Web page and app entries

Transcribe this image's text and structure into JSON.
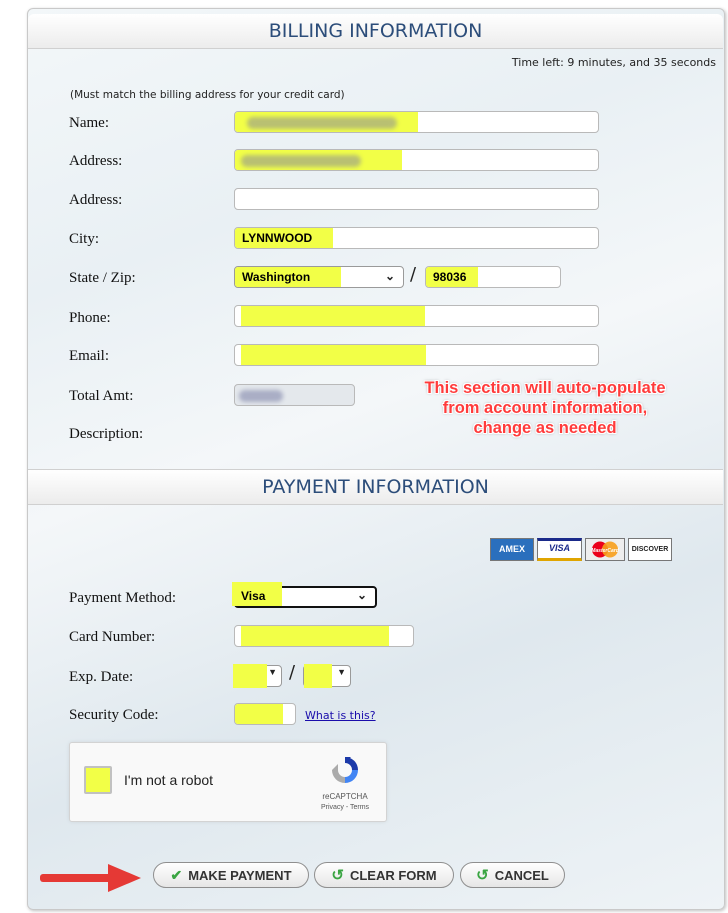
{
  "billing": {
    "header": "BILLING INFORMATION",
    "time_left": "Time left: 9 minutes, and 35 seconds",
    "note": "(Must match the billing address for your credit card)",
    "labels": {
      "name": "Name:",
      "address1": "Address:",
      "address2": "Address:",
      "city": "City:",
      "state_zip": "State / Zip:",
      "phone": "Phone:",
      "email": "Email:",
      "total": "Total Amt:",
      "description": "Description:"
    },
    "values": {
      "city": "LYNNWOOD",
      "state": "Washington",
      "zip": "98036"
    },
    "separator": "/"
  },
  "annotation": {
    "line1": "This section will auto-populate",
    "line2": "from account information,",
    "line3": "change as needed"
  },
  "payment": {
    "header": "PAYMENT INFORMATION",
    "cards": [
      "AMEX",
      "VISA",
      "MasterCard",
      "DISCOVER"
    ],
    "labels": {
      "method": "Payment Method:",
      "card_number": "Card Number:",
      "exp_date": "Exp. Date:",
      "security_code": "Security Code:"
    },
    "values": {
      "method": "Visa"
    },
    "exp_separator": "/",
    "what_is_this": "What is this?"
  },
  "recaptcha": {
    "label": "I'm not a robot",
    "brand": "reCAPTCHA",
    "links": "Privacy - Terms"
  },
  "buttons": {
    "make_payment": "MAKE PAYMENT",
    "clear_form": "CLEAR FORM",
    "cancel": "CANCEL"
  },
  "colors": {
    "highlight": "#f2ff47",
    "header_text": "#2c4d7a",
    "annotation": "#ff3b3b",
    "arrow": "#e53935"
  }
}
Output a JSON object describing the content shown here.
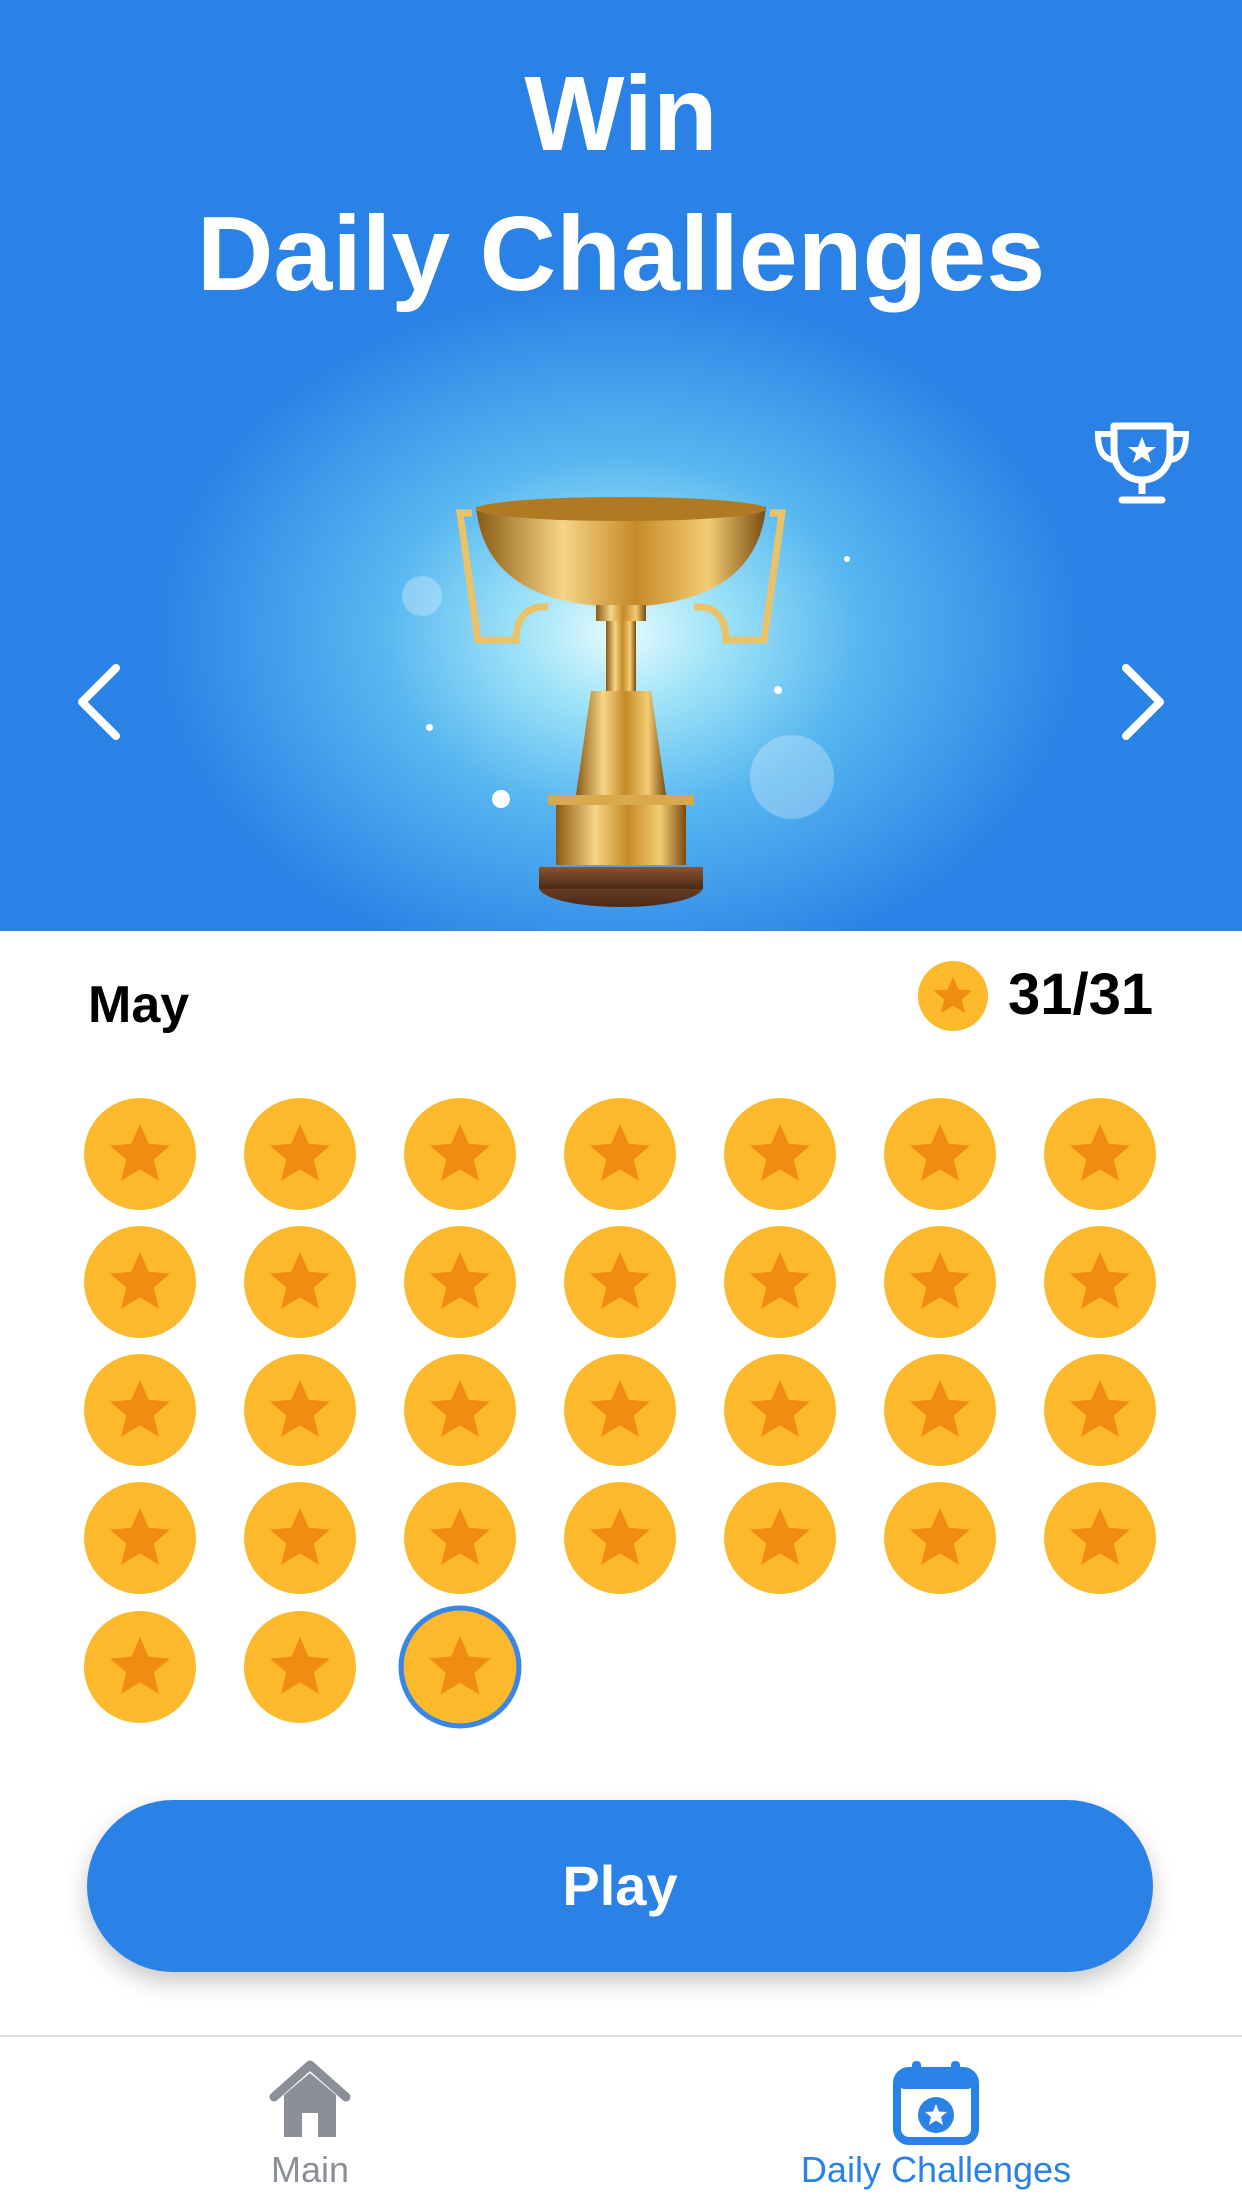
{
  "hero": {
    "title_line1": "Win",
    "title_line2": "Daily Challenges",
    "background_color": "#2a82e6",
    "image": "golden-trophy"
  },
  "calendar": {
    "month": "May",
    "progress_text": "31/31",
    "completed_days": 31,
    "total_days": 31,
    "current_day": 31,
    "coin_color": "#fbb92b",
    "star_color": "#f08c12",
    "selected_ring_color": "#3a86e8"
  },
  "play_button": {
    "label": "Play"
  },
  "tabbar": {
    "items": [
      {
        "label": "Main",
        "icon": "home-icon",
        "active": false
      },
      {
        "label": "Daily Challenges",
        "icon": "calendar-star-icon",
        "active": true
      }
    ]
  }
}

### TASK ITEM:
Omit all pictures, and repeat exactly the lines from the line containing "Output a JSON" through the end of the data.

### EXPECTED OUTPUT:
Output a JSON object describing the content shown here.
{
  "hero": {
    "title_line1": "Win",
    "title_line2": "Daily Challenges",
    "background_color": "#2a82e6",
    "image": "golden-trophy"
  },
  "calendar": {
    "month": "May",
    "progress_text": "31/31",
    "completed_days": 31,
    "total_days": 31,
    "current_day": 31,
    "coin_color": "#fbb92b",
    "star_color": "#f08c12",
    "selected_ring_color": "#3a86e8"
  },
  "play_button": {
    "label": "Play"
  },
  "tabbar": {
    "items": [
      {
        "label": "Main",
        "icon": "home-icon",
        "active": false
      },
      {
        "label": "Daily Challenges",
        "icon": "calendar-star-icon",
        "active": true
      }
    ]
  }
}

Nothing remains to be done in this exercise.